Near the end of the rough days, we crossed the International Date Line and time travelled forward a day. I’ll count it as a blessing, because that day would have probably been spent on a wildly bucking boat as well 😉. As we crossed the line, which is shockingly not marked with a literal line to create dramatics as it is on maps and globes, things started to mellow out. We were within the Fiji island chain (there are 330 islands in all), so the reefs were starting to break up and block the swells. As we made it through the pass, the seas calmed down completely, the sun came out, and we enjoyed a few hours of glorious sailing, followed by 24 hours of motoring to get to our quarantine anchorage. It was the first time ever that the crew of Amazing Grace was happy to motor.
I cannot describe the relief of dropping the hook, reversing the boat, and getting a hold after the passage we had. We were greeted with yells and waves from Maximillian and Cathryn Estelle and notes from the rest of our Lost ARC crew as we reunited (socially distanced by 4 boat lengths of water, of course). Gin and tonics, lasagna, red wine, and brownies were had, but celebrations were short as our beds were calling. I slept for a miraculous 12 hours, a start at make up zzzz’s for extremely broken and unsatisfying sleep on the passage. I even missed the navy come by this morning (all good). I feel like a brand-new woman.
Today it’s sunny and extremely hot and beautiful. We cheered Amari as they came in this morning, and got our COVID tests done this afternoon. We expect results tomorrow, at which point we’ll be able to dock at the marina and set foot on land. Speaking of COVID tests, after an extremely painful experience in Papeete, we were dreading our nasal swabs and couldn’t wait to get them over with. But a kind, gentle doctor was brought out to the boat by the Navy. She swabbed us uncomfortably, but it was quick and painless and my eyes barely watered. It was awesome and we are grateful.

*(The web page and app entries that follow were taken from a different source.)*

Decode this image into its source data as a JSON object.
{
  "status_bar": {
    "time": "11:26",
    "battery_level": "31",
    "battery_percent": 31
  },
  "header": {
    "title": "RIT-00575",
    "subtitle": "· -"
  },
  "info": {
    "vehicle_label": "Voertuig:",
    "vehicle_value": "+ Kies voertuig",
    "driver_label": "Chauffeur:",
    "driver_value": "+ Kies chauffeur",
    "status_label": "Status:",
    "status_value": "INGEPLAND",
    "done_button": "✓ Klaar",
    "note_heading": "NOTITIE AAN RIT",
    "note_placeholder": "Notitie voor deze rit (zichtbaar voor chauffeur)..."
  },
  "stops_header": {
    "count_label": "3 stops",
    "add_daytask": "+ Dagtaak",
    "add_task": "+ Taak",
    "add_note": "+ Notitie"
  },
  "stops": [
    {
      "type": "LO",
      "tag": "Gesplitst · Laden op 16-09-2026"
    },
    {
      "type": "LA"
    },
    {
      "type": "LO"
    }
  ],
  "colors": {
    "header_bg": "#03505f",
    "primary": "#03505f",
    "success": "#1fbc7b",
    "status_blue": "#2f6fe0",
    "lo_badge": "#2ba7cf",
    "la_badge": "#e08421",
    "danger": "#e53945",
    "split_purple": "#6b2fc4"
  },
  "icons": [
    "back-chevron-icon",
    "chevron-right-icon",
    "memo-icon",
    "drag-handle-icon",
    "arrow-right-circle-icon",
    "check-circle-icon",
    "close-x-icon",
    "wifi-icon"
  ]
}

So, we wait. And we can’t wait to head into the marina, meet the locals, explore the island, STRETCH OUR LEGS, and hug our friends. Fiji currently has zero cases of corona virus, in part thanks to their strict process for bringing in foreigners. Flights are still not open, and anyone entering has to quarantine for 14 days, with negative COVID tests on both sides of the quarantine. Lucky for us, Fiji counts our time at sea in quarantine time. We so appreciate their diligence, especially after hearing upon our arrival that there are now over 150 COVID cases in French Polynesia, where flights opened back up just prior to our departure ☹.
Here at anchor, Amazing Grace is going through a very deep clean. She was salty as ever after our rough passage, and everything had a slight odor after a week of wetness. We’re catching up with friends and family, writing blog posts, reading the news, and doing whatever we can to keep ourselves busy until we are allowed on land. (I’ve spent too much time watching the school of tuna swimming around the stern of the boat. They are absolutely mocking me, as we’re not allowed to fish in this bay).
Although it was a tough passage, we’re thankful for safe sailing. We try to remember mostly the 6 really wonderful days of sailing and our fishing triumph and forget the hard days, but we need to walk on land, eat a burger, and drink a local beer first. Hopefully, all goes well with the check in process and my next post will be full of Fiji fun.
First mate, Amazing Grace
TLDR: Captain Dave and his first mate battled the mighty sea monsters of the South Pacific, but the monsters retreated before we could have our victory. They may have quit the battle, but we will WIN THE WAR.